(Reuters) - Oil hovered near $80 a barrel on Thursday, after earlier hitting a six-week low as fears that Greece's economic crisis may spread to other European nations raised uncertainty over future global energy demand.

The euro fell to a 14-month low, while the U.S. dollar strengthened as skepticism that Greece could deliver on its promises of strict austerity measures dominated financial markets.

A stronger U.S. dollar makes oil more expensive for investors holding alternative currencies.

U.S. crude for June delivery fell 21 cents to $79.76 by 0933 GMT, having earlier slumped to $78.87 a barrel, the lowest intraday price since March 22 when it hit $78.57.

The contract dived more than 3 percent on Wednesday to below $80 a barrel for the first time in six weeks after U.S. government data showed builds in crude stocks.

Technically, $80 still remains a support level and unless U.S. crude can make a significant close below this level there could be a turn to the upside, analysts said.

London Brent crude fell 17 cents to $82.44 a barrel.

The dollar is up as risk appetite has been dampened and prices are adjusting to more realistic levels as earlier this week prices were not backed up by fundamentals, said Carsten Fritsch, oil analyst at Commerzbank in Frankfurt.

More proof of weak demand came yesterday with U.S. data showing crude and products stocks rose.

NIGERIA

In Nigeria, Africa's largest oil exporter, Acting President Goodluck Jonathan was sworn in as head of state on Thursday following the death of President Umaru Yar'Adua.

Analysts said his death on Wednesday was unlikely to have an impact on oil production in Nigeria, which has suffered major outages due to attacks on oil facilities in the last five years.

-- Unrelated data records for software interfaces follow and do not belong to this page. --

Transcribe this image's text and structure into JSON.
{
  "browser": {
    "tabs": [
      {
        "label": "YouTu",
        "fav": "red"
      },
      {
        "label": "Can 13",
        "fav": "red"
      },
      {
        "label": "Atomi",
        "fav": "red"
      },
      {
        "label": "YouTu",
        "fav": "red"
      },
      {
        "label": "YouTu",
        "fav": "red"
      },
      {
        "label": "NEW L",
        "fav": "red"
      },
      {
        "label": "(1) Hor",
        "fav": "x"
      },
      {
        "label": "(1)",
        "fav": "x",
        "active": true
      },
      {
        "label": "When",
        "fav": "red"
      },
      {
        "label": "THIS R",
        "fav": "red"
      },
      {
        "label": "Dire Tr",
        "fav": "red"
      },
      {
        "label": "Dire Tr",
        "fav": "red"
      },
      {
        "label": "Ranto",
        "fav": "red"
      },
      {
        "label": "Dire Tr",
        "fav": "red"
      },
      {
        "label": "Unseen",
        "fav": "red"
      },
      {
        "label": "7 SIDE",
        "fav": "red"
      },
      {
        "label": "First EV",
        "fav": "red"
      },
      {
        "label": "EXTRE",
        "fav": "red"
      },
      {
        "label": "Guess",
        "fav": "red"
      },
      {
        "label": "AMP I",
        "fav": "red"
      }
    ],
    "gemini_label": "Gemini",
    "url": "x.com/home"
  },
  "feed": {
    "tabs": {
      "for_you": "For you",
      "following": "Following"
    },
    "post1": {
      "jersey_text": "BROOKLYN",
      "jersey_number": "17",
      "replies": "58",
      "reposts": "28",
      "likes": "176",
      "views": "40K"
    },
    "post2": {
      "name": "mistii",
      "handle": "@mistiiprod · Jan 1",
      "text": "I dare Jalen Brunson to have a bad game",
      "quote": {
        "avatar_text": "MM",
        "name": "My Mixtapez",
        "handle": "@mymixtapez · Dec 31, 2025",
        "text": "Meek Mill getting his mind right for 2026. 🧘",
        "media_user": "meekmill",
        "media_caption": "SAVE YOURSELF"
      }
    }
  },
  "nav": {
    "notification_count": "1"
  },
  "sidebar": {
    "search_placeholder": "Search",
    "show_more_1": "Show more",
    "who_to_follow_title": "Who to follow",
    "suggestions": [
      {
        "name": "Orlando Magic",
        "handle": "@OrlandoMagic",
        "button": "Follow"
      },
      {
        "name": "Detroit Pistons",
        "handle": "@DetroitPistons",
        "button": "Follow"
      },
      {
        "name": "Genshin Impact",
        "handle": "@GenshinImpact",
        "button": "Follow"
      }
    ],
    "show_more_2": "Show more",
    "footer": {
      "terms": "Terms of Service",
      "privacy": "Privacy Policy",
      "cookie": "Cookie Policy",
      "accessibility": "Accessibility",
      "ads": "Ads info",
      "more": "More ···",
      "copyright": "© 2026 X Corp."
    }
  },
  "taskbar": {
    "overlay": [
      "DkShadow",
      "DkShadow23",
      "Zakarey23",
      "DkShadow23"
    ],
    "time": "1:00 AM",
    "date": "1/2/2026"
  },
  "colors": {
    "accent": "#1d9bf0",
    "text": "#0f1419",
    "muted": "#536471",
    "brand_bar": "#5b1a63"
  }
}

I think with Yar'Adua's death at least the situation is clear now, said Holly Pattenden, head of oil and gas at Business Monitor International.

I don't think it is in militants' interest to cause trouble at this stage and they may well want to give the new administration a chance, Pattenden added.

U.S. jobless claims data due later on Thursday was likely to focus investor attention on the strength of economic recovery in the world's largest energy consumer, after oil inventory data on Wednesday highlighted the fragile state of U.S. fuel demand.

U.S. weekly oil data showed a higher-than-expected build in crude stocks, while gasoline inventories also rose.

Doubts over Greece's ability to carry out tough spending cuts in return for a 110 billion euro aid package from the European Union and the International Monetary Fund sapped risk appetite, helping to push global equities lower.

Japan's Nikkei average .N225 ended down 3.3 percent and Shanghai .SSEC down more than 4 percent on tightening worries, while European stock markets also dipped.

(Additional reporting by Florence Tan in Singapore; editing by James Jukwey)